In the long term, these ideological developments will likely lead to the increased exportation of American-style wokeness abroad—already a going concern in countries like France, where President Emmanuel Macron is waging war against what he describes as “certain social science theories entirely imported from the United States.” This is particularly pronounced in countries with more traditionalist cultures, where America’s liberal internationalist foreign policy organized around the promotion of “human rights” has become an imperialist vehicle of an increasingly radical kind of cultural liberalism, as our domestic conception of what constitutes “rights” continues to expand to include an ever-larger sphere of protected classes and attendant demands. (Consider the Biden administration’s recent decision to fly the LGBT flag from U.S. embassies in places like Afghanistan and Saudi Arabia). The irony in all of this is that it validates the traditional left-wing critique of “neoliberalism” as a new form of colonialism—but Western powers like the United States are imposing neoliberal cultural assumptions alongside neoliberal economic models.
All of these consequences are already being felt in both the domestic and international spheres, as recent experience with the military and the intelligence agencies can attest. This is in no small part due to the incompetence of the American Right: For decades, conservatives have given the military-industrial complex a broad latitude, deferring to its leaders with the assumption that they had the nation’s best interests at heart. Right-wing orthodoxy held that the military, in particular, was above reproach. Like so many pre-existing dogmas, however, this particular orthodoxy has now proven stale and out of date. A new moment requires a new kind of politics; our institutions are not what they once were. The sooner conservatives can let go of their sentimental attachment to the national security state, the better.

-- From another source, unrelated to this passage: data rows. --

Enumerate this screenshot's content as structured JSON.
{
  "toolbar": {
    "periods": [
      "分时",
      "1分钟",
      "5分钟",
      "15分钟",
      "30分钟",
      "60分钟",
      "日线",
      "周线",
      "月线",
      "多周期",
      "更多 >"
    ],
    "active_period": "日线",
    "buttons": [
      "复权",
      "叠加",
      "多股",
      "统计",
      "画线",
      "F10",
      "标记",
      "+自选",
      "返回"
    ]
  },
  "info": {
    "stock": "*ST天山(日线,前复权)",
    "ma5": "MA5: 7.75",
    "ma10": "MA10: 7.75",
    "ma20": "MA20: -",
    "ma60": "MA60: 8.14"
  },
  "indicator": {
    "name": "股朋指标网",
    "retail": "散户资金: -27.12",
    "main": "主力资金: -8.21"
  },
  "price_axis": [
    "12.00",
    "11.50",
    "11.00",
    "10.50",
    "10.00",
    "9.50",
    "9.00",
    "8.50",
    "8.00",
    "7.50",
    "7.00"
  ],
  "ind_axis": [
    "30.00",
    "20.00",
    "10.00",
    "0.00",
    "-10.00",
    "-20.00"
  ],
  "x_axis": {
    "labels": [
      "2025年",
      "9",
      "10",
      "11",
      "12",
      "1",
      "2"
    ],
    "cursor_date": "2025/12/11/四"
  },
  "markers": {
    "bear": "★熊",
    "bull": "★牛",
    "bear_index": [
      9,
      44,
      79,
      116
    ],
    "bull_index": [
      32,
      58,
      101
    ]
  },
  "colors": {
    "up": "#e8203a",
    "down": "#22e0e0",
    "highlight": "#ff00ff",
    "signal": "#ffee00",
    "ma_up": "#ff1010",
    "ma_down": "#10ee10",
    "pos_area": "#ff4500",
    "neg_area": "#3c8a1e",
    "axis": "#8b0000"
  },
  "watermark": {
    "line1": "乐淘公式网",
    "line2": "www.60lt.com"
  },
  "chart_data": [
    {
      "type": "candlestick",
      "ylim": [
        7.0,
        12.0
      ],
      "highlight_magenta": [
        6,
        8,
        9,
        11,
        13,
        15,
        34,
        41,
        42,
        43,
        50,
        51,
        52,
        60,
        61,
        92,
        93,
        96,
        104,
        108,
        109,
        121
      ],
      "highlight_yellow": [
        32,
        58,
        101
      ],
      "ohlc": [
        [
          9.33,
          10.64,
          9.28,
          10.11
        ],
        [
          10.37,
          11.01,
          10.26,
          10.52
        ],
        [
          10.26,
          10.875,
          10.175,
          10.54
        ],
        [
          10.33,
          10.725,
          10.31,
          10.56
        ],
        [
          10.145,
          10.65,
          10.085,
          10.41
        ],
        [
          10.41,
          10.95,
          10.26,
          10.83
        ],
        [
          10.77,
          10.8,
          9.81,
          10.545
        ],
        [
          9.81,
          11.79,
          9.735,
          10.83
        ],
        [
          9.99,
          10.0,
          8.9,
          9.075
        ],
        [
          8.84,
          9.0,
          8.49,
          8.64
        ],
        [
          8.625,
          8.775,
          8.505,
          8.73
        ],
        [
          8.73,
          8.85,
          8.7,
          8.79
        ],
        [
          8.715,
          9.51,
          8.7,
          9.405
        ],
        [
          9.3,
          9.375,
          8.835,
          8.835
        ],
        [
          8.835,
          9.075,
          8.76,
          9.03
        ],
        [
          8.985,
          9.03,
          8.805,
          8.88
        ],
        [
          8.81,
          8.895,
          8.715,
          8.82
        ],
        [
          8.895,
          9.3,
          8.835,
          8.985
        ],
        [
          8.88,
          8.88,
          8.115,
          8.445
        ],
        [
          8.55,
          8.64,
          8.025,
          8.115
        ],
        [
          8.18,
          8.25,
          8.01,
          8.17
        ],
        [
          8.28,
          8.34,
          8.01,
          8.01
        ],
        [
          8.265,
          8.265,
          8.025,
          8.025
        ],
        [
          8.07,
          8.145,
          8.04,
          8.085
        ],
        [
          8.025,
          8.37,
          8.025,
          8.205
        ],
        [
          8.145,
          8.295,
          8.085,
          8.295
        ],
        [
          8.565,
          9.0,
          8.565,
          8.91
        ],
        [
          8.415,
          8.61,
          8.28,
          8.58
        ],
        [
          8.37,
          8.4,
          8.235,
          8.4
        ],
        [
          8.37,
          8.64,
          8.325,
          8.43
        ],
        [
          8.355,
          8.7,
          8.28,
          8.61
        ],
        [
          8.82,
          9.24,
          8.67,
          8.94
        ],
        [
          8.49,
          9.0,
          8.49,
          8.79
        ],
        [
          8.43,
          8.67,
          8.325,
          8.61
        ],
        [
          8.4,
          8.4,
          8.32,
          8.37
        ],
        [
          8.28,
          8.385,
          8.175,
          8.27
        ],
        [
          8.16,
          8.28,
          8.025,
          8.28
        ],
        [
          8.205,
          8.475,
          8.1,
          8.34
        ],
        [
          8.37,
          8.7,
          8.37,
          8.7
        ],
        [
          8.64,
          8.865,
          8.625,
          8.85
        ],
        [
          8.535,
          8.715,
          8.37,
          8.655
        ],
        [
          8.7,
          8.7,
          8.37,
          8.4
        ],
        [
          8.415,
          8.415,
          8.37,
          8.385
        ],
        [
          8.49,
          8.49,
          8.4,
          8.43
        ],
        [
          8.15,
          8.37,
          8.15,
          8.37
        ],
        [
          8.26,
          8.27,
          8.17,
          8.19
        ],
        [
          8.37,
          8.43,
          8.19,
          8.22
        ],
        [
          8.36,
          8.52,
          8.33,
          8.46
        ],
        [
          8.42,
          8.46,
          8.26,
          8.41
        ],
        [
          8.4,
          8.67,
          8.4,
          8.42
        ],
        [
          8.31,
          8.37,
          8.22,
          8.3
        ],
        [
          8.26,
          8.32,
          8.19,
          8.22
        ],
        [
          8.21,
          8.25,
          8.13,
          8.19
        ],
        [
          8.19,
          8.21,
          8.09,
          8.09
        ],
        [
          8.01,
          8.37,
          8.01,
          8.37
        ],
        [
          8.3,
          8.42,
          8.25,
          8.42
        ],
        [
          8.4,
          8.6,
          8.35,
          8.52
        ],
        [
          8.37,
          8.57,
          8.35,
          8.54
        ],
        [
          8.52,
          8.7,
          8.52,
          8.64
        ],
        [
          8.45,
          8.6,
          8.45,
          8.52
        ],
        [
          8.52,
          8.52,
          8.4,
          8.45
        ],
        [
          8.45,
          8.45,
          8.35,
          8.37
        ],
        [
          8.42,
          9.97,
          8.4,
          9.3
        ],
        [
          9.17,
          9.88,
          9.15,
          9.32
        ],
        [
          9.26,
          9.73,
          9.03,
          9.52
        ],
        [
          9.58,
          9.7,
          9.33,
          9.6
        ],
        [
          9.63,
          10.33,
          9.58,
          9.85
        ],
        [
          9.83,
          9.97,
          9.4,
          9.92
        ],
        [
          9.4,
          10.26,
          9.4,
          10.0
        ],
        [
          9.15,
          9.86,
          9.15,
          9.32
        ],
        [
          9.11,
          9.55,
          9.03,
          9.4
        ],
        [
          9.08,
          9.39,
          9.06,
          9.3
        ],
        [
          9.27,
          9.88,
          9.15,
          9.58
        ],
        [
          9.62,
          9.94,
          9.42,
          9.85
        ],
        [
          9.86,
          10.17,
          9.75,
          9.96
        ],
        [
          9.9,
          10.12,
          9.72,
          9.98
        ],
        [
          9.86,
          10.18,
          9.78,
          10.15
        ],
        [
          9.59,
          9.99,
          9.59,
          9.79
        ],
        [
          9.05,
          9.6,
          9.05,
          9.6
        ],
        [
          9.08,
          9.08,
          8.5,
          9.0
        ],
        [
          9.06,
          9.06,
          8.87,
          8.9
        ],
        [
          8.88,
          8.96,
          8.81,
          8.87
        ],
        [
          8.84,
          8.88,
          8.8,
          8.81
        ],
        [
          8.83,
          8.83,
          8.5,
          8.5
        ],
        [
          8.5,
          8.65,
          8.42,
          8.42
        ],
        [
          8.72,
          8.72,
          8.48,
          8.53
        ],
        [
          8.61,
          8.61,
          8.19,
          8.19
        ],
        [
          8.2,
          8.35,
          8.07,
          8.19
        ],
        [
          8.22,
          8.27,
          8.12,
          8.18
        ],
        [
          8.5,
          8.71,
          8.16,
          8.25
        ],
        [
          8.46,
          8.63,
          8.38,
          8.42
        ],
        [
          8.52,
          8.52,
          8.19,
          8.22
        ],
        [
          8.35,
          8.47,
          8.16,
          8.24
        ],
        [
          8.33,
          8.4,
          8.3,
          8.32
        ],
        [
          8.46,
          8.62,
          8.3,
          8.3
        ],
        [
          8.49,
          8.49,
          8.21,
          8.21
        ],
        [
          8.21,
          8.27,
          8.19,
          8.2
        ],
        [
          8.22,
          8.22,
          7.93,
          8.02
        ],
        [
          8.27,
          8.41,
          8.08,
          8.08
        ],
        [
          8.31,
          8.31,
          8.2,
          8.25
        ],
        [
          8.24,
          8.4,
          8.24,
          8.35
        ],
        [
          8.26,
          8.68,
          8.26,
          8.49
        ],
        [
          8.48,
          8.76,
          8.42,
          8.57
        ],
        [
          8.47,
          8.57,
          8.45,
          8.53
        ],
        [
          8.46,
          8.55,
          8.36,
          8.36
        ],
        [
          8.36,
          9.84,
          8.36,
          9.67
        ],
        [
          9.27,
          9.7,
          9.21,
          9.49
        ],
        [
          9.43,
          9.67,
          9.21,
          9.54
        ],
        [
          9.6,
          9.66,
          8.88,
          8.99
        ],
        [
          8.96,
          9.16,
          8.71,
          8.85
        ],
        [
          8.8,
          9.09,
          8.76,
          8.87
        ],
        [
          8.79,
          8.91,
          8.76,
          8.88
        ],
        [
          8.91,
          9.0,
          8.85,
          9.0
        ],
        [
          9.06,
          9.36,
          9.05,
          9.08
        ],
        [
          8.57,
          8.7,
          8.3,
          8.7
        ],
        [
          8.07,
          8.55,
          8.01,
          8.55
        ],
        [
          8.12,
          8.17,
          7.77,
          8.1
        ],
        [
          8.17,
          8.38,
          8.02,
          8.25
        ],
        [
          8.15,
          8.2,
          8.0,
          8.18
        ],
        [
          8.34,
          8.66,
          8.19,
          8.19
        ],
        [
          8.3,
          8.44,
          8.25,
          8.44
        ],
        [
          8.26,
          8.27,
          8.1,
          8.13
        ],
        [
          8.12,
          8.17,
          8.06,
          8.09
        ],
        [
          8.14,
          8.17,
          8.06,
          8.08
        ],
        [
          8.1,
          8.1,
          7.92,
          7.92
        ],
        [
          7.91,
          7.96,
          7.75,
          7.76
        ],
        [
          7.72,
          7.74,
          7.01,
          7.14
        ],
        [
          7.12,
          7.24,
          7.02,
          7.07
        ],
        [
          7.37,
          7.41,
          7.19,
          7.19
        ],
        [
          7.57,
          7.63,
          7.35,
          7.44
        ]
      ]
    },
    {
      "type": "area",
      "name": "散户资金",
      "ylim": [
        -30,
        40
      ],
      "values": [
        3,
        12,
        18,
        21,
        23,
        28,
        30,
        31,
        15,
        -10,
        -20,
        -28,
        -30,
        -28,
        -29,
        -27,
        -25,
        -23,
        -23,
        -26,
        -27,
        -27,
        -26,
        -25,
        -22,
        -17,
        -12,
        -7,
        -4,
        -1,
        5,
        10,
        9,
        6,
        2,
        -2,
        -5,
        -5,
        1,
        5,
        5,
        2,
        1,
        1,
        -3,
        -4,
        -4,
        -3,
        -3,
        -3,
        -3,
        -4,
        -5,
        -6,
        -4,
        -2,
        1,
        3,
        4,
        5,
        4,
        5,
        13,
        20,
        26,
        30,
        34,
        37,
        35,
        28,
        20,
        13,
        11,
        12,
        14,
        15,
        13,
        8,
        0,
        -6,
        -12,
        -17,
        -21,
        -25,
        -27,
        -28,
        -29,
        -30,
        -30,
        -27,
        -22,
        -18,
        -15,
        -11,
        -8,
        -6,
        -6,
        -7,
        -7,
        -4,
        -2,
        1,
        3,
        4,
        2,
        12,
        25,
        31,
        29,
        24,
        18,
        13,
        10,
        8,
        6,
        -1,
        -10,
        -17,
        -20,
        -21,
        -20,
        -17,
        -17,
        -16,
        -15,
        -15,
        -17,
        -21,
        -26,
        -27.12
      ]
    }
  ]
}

The American Mind presents a range of perspectives. Views are writers’ own and do not necessarily represent those of The Claremont Institute.